James Hinchcliffe was pleased to have the speed to pass pole-sitter Will Power for the lead early in Sunday's IndyCar Grand Prix of St. Petersburg.
He was far less impressed about how he lost that lead.
Hinchcliffe, the popular Canadian who won in St. Petersburg in 2013 and gained newfound fame by finishing second last year on ABC's Dancing with the Stars, led 21 laps until a full-course caution flag came out on Lap 26. Contact between the cars of Mikhail Aleshin and Tony Kanaan put debris down on the track. But not enough, in Hinchcliffe's view, to call for a yellow flag.
"There wasn't a car in the wall somewhere; there was a small piece of debris really far off line," Hinchcliffe said. "In the past race control has said that, especially when we're in the middle of a pit cycle (where some cars have stopped and others have not) if there's any way to (not throw a caution) we'll try and do that. I'm a little bit annoyed at IndyCar for what I think is a bogus call.
"I'll certainly ask why they thought that merited a yellow. … If we now know that a butterfly on the racetrack is going to cause a yellow, we'll dive into the pits as soon as we see it."
The problem for Hinchcliffe, driving a Honda for Schmidt Peterson Motorsports, was that several cars had already pitted under a green flag. So he and several others, including eventual third-place finisher Scott Dixon, were forced to slow under caution, and when they made pit stops they came back out behind those cars which had pitted earlier.
"The strategy didn't really play out in our favor because of the way the cautions fell … and to be honest we were losing the balance (of the car) as the race went on," Hinchcliffe said.
Power loses power
Will Power led the first five laps, all under caution, but wound up 19th after his engine failed in the late laps.
The Team Penske driver had to serve a penalty early after running over an air gun during his first pit stop. He had to drive back through the pits, sending him toward the rear of the field. The two-time St. Petersburg winner worked back up to third at one point before the mechanical issue.

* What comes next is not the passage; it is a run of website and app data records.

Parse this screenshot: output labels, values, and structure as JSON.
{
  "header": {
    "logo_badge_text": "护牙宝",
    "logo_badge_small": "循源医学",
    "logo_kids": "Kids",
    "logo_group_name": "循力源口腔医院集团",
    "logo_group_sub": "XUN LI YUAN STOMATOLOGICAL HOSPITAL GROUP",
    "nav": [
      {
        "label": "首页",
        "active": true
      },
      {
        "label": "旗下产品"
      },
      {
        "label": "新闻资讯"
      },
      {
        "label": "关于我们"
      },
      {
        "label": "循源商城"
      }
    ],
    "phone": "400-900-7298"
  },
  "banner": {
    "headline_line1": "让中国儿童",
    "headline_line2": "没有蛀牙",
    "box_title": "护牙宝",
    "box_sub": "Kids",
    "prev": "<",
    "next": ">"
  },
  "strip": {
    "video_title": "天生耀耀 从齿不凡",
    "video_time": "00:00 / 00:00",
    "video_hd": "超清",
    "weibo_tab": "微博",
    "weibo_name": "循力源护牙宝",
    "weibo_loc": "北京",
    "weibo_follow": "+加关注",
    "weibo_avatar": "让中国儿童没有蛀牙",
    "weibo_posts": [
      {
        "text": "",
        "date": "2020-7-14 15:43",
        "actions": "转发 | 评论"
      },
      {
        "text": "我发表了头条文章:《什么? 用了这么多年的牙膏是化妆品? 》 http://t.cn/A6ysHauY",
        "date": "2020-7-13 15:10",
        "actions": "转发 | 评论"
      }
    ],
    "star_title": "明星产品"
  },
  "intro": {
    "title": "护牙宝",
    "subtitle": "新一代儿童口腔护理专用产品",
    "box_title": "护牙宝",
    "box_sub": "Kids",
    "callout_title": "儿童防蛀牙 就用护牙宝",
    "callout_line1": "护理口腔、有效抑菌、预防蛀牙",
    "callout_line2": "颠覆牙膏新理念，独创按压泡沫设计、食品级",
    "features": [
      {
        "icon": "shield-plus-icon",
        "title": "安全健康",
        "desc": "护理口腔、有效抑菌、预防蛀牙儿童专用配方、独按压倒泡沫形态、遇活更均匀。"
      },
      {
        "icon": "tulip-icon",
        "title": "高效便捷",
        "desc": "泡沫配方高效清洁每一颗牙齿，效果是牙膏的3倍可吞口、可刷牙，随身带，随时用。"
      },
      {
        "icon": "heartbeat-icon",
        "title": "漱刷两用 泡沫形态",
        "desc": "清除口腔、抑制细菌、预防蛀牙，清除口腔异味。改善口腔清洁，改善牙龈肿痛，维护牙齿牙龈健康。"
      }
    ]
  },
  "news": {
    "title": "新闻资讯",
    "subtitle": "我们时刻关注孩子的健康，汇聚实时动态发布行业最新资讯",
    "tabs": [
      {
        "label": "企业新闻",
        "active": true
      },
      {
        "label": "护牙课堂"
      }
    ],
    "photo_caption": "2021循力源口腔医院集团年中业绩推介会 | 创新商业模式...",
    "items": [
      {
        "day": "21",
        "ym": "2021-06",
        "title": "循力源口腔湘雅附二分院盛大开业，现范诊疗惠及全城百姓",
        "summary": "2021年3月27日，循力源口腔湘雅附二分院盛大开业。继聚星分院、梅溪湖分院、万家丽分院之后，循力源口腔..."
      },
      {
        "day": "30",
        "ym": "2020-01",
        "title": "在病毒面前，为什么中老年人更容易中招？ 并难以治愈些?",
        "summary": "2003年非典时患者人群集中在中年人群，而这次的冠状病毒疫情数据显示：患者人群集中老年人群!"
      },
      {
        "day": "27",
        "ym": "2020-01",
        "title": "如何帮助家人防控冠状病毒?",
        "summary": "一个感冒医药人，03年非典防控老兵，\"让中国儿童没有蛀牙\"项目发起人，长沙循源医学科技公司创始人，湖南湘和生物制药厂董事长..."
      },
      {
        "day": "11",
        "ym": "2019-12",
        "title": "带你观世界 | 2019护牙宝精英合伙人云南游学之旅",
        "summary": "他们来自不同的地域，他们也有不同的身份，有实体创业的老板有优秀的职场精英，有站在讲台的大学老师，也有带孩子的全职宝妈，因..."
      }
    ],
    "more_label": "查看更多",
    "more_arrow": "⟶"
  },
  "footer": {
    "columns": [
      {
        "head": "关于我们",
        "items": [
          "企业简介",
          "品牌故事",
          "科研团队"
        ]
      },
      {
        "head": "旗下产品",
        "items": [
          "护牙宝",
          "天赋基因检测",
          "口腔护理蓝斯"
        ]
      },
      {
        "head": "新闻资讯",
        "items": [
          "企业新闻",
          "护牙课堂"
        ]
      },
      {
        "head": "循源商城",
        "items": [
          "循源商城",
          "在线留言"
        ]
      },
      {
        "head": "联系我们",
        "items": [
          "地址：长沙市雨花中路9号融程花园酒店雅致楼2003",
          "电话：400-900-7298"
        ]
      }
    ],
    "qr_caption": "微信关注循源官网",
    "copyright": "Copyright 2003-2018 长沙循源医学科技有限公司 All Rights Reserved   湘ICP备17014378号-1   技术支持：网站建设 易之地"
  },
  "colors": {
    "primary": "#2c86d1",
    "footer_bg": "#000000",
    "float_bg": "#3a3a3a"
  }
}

"I'm not sure what it was, but it lost power," team owner Roger Penske said. "Too bad. We flat-spotted a tire, that's why he had to come in early. He had to save fuel, he was so far off, maybe that's what hurt the engine."
Colton Herta, 16, earned his first Indy Lights victory, leading all 45 laps in his Andretti-Steinbrenner Racing entry. The team is co-owned by Michael Andretti and Belleair resident George Steinbrenner IV. Andretti has a partnership with Colton's father, former IndyCar racer Bryan Herta, in IndyCar.
Colton Herta, a rookie, turns 17 on March 30. He said he passed his street driving test on the first try when he turned 16, then added: "You can't say the same about my dad, actually."
Herta became the youngest race winner in Indy Lights history and the first born in the 2000s. On Saturday, USF2000 driver Robert Megennis, who turned 17 on March 5, became the first driver born in the 2000s to win in any IndyCar feeder series level.
Ryan Hunter-Reay crashed into the tires when his Andretti Autosport car had a rear brake failure in Turn 10 in the IndyCar morning warmup. He was unhurt and finished fourth in the race. … Patrick Long won the Pirelli World Challenge GT race. … In Pro Mazda, the weekend's final race, Anthony Martin won to complete a weekend sweep.
Numbers of the day
14 Years since Sebastien Bourdais had led a lap at St. Petersburg. He sat on the pole for the first major open-wheel race here, the 2003 Champ Car event, and led 30 laps. On Sunday the St. Petersburg resident led 69.
36 Career victories (IndyCar and Champ Car combined) for Bourdais. That broke a tie with Bobby Unser for sixth all time; Bobby's brother, Al Unser (39), is next up.